 Throughout the year, OFNS hosts specialist teachers whose areas of expertise complement the daily activities in our classroom.  They typically visit once per week over the course of an eight week session. Over the past few years, we have had specialty instruction in:

  • Yoga
  • Capoeira
  • Dance
  • Music with Brooklyn Conservatory of Music
  • Tumbling with LAVA acrobatic troupe
  • Chick-hatching with Quiver Farms

Field Trips

Our students go on monthly field trips to explore our neighborhood and cultural institutions in our city.  Examples of recent field trips are:

  • Visiting our neighborhood fire station
  • Seeing how bagels are made at La Bagel Delight
  • Exploring the new Discovery Garden at Brooklyn Botanic Garden
  • Enjoying a puppet show at Puppetworks
  • Learning about tidal ecosystems at Brooklyn Bridge Park

Family Shares

"Family Shares" provide an opportunity for parents or grandparents to come into the classroom and share a story or lesson with the children.
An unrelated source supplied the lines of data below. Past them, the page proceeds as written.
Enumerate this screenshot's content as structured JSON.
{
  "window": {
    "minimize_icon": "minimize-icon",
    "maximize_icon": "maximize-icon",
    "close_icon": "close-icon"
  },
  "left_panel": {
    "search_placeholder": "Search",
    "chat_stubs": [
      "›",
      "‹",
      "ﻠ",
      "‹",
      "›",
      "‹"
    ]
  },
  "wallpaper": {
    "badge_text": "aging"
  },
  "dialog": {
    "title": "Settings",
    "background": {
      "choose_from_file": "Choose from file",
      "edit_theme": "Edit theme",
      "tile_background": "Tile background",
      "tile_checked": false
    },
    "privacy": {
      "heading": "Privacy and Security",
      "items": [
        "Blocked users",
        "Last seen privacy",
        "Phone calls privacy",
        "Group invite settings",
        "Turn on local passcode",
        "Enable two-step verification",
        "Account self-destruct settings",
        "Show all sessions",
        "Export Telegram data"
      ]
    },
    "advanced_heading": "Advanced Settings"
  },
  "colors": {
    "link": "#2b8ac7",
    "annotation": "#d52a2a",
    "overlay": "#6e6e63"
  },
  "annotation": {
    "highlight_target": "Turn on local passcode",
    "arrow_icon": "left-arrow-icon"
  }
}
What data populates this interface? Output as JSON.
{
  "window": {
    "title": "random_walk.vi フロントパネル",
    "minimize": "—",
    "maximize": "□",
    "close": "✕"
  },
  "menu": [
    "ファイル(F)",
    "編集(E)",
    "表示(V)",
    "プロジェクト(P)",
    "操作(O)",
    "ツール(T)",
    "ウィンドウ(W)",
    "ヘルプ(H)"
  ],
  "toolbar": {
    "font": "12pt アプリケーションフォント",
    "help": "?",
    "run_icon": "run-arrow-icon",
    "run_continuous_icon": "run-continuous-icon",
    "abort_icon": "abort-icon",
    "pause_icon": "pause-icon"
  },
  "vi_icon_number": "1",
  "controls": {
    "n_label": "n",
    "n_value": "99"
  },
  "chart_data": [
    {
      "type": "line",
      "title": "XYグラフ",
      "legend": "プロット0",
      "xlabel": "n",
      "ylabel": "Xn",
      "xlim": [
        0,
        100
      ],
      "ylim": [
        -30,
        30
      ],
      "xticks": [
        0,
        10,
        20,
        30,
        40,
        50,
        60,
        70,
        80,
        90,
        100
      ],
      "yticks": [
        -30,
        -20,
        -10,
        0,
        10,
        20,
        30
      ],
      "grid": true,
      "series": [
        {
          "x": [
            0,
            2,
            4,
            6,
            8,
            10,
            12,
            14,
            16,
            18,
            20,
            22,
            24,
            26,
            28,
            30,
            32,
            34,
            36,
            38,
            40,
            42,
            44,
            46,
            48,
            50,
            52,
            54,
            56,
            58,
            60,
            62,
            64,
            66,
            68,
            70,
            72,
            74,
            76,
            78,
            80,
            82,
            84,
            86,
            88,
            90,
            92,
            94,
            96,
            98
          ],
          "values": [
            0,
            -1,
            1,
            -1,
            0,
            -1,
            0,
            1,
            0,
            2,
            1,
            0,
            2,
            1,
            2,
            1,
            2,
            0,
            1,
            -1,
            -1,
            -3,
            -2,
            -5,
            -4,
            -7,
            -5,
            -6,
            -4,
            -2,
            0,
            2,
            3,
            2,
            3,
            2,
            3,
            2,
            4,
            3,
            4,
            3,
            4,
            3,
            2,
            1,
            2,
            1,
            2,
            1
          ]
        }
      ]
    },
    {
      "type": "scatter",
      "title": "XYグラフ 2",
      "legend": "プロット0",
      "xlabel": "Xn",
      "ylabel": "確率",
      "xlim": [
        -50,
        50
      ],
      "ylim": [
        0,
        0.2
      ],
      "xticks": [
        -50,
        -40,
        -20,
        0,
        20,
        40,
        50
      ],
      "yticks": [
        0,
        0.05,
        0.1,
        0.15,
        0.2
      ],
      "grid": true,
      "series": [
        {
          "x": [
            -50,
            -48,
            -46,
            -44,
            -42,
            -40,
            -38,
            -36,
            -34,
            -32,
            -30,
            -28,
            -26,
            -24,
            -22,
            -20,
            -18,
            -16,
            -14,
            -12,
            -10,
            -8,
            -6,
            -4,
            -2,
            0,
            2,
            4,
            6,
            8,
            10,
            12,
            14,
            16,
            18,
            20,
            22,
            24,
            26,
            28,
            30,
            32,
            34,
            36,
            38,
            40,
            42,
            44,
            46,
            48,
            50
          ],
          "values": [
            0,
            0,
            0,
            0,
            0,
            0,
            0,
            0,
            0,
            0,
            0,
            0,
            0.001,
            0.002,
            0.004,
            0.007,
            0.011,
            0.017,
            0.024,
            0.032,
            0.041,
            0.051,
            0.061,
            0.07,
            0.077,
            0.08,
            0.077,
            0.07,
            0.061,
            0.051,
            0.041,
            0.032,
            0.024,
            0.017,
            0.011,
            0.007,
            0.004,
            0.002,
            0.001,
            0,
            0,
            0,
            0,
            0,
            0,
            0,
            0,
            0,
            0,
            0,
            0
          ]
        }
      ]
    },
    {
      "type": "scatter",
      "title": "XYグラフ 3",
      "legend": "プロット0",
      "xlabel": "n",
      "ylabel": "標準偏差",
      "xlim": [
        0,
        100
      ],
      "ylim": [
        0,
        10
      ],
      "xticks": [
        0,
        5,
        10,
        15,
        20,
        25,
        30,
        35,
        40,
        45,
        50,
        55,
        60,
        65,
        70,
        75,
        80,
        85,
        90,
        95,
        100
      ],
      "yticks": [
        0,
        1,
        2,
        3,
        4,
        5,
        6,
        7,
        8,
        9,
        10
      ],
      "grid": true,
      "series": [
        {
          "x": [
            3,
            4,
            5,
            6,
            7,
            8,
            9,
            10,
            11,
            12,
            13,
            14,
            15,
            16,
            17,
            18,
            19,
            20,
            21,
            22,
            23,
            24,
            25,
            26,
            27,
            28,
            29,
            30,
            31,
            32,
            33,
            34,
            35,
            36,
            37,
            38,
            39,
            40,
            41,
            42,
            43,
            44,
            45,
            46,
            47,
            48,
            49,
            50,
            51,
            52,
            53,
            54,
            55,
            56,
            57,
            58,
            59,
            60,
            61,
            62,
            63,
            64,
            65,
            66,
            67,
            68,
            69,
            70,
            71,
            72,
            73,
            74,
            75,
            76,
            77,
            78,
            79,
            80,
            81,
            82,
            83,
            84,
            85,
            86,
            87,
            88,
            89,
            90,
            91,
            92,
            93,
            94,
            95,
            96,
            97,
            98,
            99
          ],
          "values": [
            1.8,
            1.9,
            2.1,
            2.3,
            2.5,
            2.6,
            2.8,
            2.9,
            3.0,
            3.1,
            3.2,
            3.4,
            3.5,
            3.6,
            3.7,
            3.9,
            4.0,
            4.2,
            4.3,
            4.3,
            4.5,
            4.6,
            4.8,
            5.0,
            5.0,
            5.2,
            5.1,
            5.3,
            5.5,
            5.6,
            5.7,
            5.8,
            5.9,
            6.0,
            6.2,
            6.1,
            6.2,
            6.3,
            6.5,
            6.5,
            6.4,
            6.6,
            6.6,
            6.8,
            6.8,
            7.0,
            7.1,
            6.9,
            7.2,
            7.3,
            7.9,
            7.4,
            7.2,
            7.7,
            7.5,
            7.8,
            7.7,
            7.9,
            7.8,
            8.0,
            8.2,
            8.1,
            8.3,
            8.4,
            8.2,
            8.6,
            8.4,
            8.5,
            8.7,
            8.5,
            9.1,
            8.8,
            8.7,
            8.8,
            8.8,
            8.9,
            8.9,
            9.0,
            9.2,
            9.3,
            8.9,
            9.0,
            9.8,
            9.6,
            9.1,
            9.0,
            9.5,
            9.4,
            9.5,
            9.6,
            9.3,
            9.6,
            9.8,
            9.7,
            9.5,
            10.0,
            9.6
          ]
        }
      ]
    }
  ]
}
The teachers are enthusiastic about helping families to implement their ideas. Recent family shares have included:

  • Creating self-portraits with a parent who is a professional artist
  • Reading stories
  • Sharing family photos and discussing what the children like to do with their families
  • Presenting a Mardi Gras party
  • Craft projects
  • Cooking vegetable soup
  • Playing guitar
  • Filming interviews of the each child answering questions about their ideas.
  • Gardening projects with grandparents